*** Record set ***

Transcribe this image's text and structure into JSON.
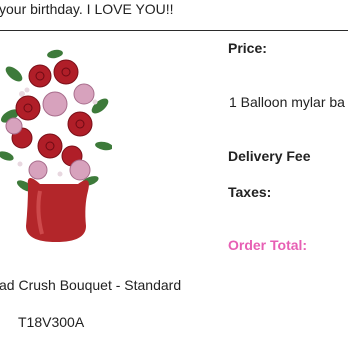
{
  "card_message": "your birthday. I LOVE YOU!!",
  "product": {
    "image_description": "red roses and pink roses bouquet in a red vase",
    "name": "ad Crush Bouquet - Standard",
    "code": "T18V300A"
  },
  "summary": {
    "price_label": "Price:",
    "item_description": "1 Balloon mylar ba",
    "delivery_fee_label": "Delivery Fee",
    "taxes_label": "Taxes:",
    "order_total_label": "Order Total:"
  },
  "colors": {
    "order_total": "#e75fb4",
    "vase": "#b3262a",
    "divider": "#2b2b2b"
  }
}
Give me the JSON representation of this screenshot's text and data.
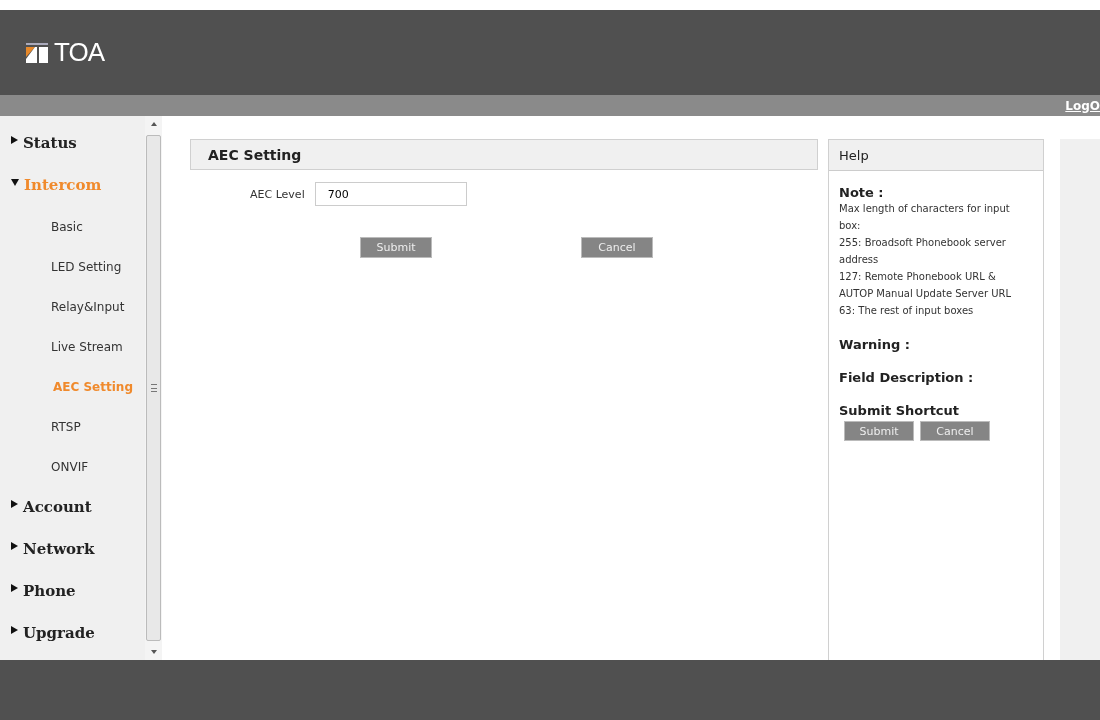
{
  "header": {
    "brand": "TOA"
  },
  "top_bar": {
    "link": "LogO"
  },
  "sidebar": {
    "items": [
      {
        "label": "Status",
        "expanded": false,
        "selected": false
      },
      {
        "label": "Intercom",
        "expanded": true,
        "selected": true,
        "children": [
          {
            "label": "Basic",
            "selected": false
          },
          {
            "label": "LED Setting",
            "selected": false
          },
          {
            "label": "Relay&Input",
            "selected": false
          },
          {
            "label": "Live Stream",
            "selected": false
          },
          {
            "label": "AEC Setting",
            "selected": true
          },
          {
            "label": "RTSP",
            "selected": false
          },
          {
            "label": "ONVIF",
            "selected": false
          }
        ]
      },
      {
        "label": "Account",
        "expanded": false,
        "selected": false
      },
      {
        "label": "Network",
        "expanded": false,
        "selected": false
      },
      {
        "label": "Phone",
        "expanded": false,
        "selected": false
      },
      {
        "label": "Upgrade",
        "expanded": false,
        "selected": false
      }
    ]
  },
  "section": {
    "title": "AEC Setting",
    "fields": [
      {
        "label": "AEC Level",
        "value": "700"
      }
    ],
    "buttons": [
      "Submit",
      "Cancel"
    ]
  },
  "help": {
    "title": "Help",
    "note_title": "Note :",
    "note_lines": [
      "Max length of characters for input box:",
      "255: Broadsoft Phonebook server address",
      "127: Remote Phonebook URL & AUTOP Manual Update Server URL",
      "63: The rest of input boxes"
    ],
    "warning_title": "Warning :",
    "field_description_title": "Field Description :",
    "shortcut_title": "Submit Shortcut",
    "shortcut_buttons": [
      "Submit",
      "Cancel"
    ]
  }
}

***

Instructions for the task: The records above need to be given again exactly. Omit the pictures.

Result for this exercise:
Transcribe this image's text and structure into JSON.
{
  "card_message": "your birthday. I LOVE YOU!!",
  "product": {
    "image_description": "red roses and pink roses bouquet in a red vase",
    "name": "ad Crush Bouquet - Standard",
    "code": "T18V300A"
  },
  "summary": {
    "price_label": "Price:",
    "item_description": "1 Balloon mylar ba",
    "delivery_fee_label": "Delivery Fee",
    "taxes_label": "Taxes:",
    "order_total_label": "Order Total:"
  },
  "colors": {
    "order_total": "#e75fb4",
    "vase": "#b3262a",
    "divider": "#2b2b2b"
  }
}
Give me the JSON representation of this screenshot's text and data.
{
  "header": {
    "brand": "TOA"
  },
  "top_bar": {
    "link": "LogO"
  },
  "sidebar": {
    "items": [
      {
        "label": "Status",
        "expanded": false,
        "selected": false
      },
      {
        "label": "Intercom",
        "expanded": true,
        "selected": true,
        "children": [
          {
            "label": "Basic",
            "selected": false
          },
          {
            "label": "LED Setting",
            "selected": false
          },
          {
            "label": "Relay&Input",
            "selected": false
          },
          {
            "label": "Live Stream",
            "selected": false
          },
          {
            "label": "AEC Setting",
            "selected": true
          },
          {
            "label": "RTSP",
            "selected": false
          },
          {
            "label": "ONVIF",
            "selected": false
          }
        ]
      },
      {
        "label": "Account",
        "expanded": false,
        "selected": false
      },
      {
        "label": "Network",
        "expanded": false,
        "selected": false
      },
      {
        "label": "Phone",
        "expanded": false,
        "selected": false
      },
      {
        "label": "Upgrade",
        "expanded": false,
        "selected": false
      }
    ]
  },
  "section": {
    "title": "AEC Setting",
    "fields": [
      {
        "label": "AEC Level",
        "value": "700"
      }
    ],
    "buttons": [
      "Submit",
      "Cancel"
    ]
  },
  "help": {
    "title": "Help",
    "note_title": "Note :",
    "note_lines": [
      "Max length of characters for input box:",
      "255: Broadsoft Phonebook server address",
      "127: Remote Phonebook URL & AUTOP Manual Update Server URL",
      "63: The rest of input boxes"
    ],
    "warning_title": "Warning :",
    "field_description_title": "Field Description :",
    "shortcut_title": "Submit Shortcut",
    "shortcut_buttons": [
      "Submit",
      "Cancel"
    ]
  }
}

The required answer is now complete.